Sears sells a high-wheel string trimmer that would do that job well. (1)
It's wheeled, so you don't have to carry it; and (2) The string is always at
the same height. I use it in an area with a lot of trees and shrubs where
my lawn service won't cut the grass, and where I'd have trouble with the
It uses replaceable string sections rather than a "tap" system, and it uses
a large-size heavy duty string. If one of the two strings breaks, it's easy
to fit a new one onto the clip.
The two disadvantages ares that you can't turn the head 90 degrees to do
edging.and if you're in an area with a lot of vines they sometimes can wrap
around the spinning head. -- Regards --
STIHL FS 55 straight shaft with the easy starting feature is tough to beat.
It will take a plastic bladed head that may do better for you than string.
It will also take some metal blades with the right deflector.
The string snaps off usually at the eyelet. This happens when you use more
than the last inch or so for trimming. you don't have to push the string
into the grass. Just use the last inch or so. That last inch has the most
power because it is at the fastest moving part of the string. Also string
dries out and if you are using old string it becomes more brittle and breaks
Hope this helps.
HomeOwnersHub.com is a website for homeowners and building and maintenance pros. It is not affiliated with any of the manufacturers or service providers discussed here.

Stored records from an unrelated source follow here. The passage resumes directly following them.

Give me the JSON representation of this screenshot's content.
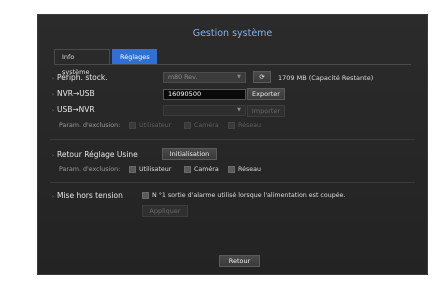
{
  "dialog": {
    "title": "Gestion système"
  },
  "tabs": [
    {
      "label": "Info système"
    },
    {
      "label": "Réglages"
    }
  ],
  "storage": {
    "label": "Périph. stock.",
    "device_value": "m80 Rev.",
    "capacity_text": "1709 MB  (Capacité Restante)"
  },
  "nvr_usb": {
    "label": "NVR→USB",
    "filename": "16090500",
    "export_label": "Exporter"
  },
  "usb_nvr": {
    "label": "USB→NVR",
    "file_value": "",
    "import_label": "Importer"
  },
  "exclusion1": {
    "label": "Param. d'exclusion:",
    "options": [
      "Utilisateur",
      "Caméra",
      "Réseau"
    ]
  },
  "factory": {
    "label": "Retour Réglage Usine",
    "init_label": "Initialisation"
  },
  "exclusion2": {
    "label": "Param. d'exclusion:",
    "options": [
      "Utilisateur",
      "Caméra",
      "Réseau"
    ]
  },
  "shutdown": {
    "label": "Mise hors tension",
    "option_text": "N °1 sortie d'alarme utilisé lorsque l'alimentation est coupée.",
    "apply_label": "Appliquer"
  },
  "footer": {
    "back_label": "Retour"
  }
}
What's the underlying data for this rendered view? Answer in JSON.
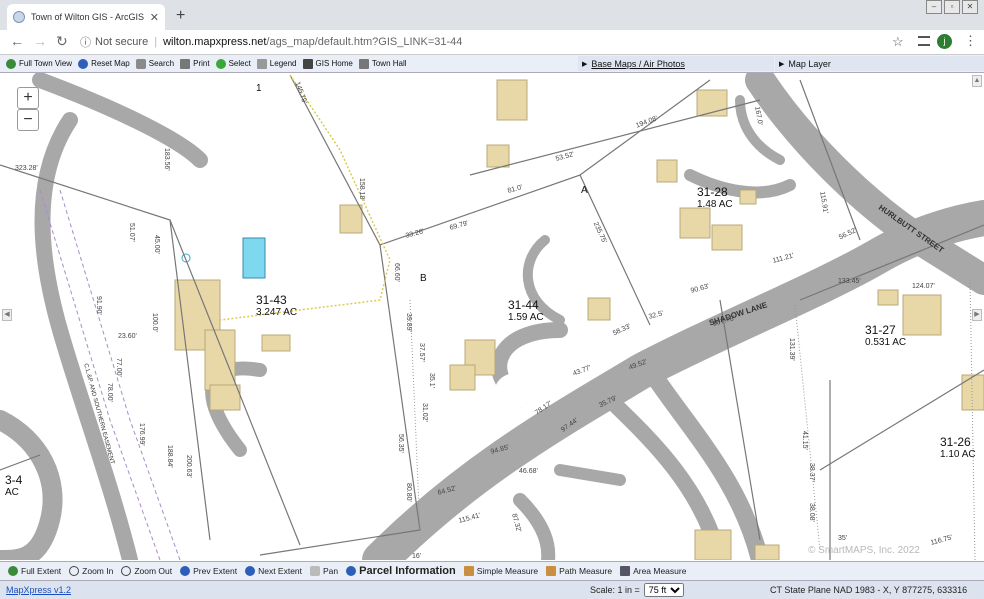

All logos and trade names are the property of their respective owners.